Torsion bar (springs) – The torsion bar acts as the spring that absorbs shock loads from the suspension movement. Its strength is controlled by the alloy mixture, its thickness and the length. Most F1 torsion bars are of equal length and its diameter only changes in the middle as the outer ends need to be the same size to fit in the splined holes in the chassis and on the rockers. Stiffer torsion springs increase the handling responsiveness at that end of the car, but reduces overall mechanical grip in the middle of the corner. Cars are also less pitch-sensitive as the car changes its pitch a lot less under braking/acceleration loadings
Heave spring – The heave spring controls how stiff the car is when both sides of the cars suspension are compressed together for example under braking, or acceleration, or over a hefty bump. Cars are less pitch-sensitive as the car changes its pitch a lot less under braking/acceleration loadings when the heave springs and dampers are stiffer. This means the car may have more grip going into a corner, and may have better traction on the exit of the corner.
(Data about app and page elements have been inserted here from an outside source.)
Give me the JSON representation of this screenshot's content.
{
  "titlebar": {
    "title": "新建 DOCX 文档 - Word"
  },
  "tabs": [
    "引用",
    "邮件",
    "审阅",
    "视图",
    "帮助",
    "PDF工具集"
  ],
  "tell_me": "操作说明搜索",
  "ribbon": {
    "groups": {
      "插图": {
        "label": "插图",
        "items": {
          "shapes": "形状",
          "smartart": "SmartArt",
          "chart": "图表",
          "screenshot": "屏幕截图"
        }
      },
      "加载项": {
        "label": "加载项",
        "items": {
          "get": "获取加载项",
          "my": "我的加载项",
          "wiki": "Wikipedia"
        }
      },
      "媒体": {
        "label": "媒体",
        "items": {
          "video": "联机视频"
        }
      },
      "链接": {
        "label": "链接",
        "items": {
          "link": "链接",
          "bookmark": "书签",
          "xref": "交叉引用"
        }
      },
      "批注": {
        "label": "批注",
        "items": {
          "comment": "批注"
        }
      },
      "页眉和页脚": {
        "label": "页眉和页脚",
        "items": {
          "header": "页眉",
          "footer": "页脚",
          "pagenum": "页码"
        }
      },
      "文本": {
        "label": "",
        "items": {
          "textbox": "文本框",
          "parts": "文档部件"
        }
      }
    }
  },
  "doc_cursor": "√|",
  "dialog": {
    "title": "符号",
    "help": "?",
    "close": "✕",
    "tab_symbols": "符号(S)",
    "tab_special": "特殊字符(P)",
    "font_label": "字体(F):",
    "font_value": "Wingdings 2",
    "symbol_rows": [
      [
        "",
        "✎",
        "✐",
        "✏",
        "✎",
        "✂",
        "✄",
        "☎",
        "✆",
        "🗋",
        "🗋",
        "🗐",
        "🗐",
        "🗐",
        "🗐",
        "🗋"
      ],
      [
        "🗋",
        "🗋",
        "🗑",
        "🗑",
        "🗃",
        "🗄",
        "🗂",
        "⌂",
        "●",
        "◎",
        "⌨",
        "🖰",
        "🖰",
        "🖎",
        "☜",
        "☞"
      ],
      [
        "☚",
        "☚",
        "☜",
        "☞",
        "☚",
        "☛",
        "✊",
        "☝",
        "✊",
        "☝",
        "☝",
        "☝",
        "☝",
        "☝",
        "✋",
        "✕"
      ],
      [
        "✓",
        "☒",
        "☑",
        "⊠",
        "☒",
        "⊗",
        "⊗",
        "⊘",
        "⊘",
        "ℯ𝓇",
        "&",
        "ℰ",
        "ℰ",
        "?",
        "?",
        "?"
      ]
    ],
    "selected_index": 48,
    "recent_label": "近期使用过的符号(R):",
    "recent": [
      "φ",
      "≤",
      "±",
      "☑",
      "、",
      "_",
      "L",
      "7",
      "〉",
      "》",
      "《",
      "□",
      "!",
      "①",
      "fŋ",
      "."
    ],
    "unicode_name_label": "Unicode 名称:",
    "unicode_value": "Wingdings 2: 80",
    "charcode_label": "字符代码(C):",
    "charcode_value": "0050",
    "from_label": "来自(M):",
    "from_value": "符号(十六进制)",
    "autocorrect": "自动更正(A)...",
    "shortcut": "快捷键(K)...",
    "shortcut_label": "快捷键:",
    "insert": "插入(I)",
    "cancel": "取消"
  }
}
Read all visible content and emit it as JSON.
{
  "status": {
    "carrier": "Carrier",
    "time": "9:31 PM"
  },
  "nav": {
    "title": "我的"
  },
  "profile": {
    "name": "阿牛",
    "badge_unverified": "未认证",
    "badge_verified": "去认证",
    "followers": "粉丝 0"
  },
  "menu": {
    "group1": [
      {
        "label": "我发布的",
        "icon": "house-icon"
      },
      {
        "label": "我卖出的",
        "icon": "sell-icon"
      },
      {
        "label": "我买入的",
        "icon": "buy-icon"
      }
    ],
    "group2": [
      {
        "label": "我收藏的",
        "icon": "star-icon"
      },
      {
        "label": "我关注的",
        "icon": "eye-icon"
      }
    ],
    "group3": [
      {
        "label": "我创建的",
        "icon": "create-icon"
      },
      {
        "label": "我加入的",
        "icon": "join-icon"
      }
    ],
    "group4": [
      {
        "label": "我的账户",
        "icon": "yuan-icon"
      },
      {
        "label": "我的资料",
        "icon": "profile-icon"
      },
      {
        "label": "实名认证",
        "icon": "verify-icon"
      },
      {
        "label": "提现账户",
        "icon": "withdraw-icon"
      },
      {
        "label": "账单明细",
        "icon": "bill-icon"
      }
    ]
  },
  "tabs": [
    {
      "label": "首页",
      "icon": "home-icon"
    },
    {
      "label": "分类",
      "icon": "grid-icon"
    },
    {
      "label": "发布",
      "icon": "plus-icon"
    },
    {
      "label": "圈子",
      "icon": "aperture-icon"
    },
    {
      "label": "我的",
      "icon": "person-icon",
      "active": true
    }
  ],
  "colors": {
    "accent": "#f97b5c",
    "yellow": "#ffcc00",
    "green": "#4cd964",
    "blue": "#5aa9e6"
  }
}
4-way Adjustable damper – These are fully adjustable dampers. They are adjustable in 4 ways. High and low speed bump, and high and low speed rebound. Bump settings are the compressing of the damper, rebound is the extending. So when a wheel moves upwards it compresses the damper, when it moves downwards it extends the damper. The dampers are critical for fine-tuning the handling of the car. The softer the damper the easier it is to compress and the more oscillation from the torsion bars you get and vice versa. When talking about the speed of the damper we don’t talk about the speed of the car, we talk about how quickly the damper is moved. Low speed is a slow extension/retraction and high speed is a fast extension/retraction. There are 3 dampers at the front and 3 at the rear of most F1 cars. 2 directly attached to the rockers and one that connects both front rockers together. The 3rd damper is often called the ‘heave’ damper and controls how the car reacts when both front wheels move together.
Track rods – The track rods controls the steering of the wheel hubs. They are normally attached to the front of the wheel hub, and quite often run in front or in the wake of the lower wishbone, which slightly reduces drag and
ARB – The anti-roll bar links both sides of the car together through the suspension elements. This means that the car is less sensitive to roll. The balance of the car can be fine-tuned by altering the stiffness of the ARBs. Softer front/stiffer rear ARBs give less understeer and stiffer front/softer rear give more understeer.
Raïkkonen’s suspension failure 2005 – http://www.youtube.com/watch?v=lFG4mdEVmKQ
Buemi Suspension failure 2010 – http://www.youtube.com/watch?v=ek3ybBIq
Ferrari gearbox-chassis linking arm – http://www.formula1.com/news/technical/2012/865/948.html
- F1 car technologies. Part 2 of 5 – Brakes (pptf1car.wordpress.com)
- F1 car technnologies. Part 1 of 5 – Tyres (pptf1car.wordpress.com)
- F1 Technical series. Part 3 – Suspension (pptf1car.wordpress.com)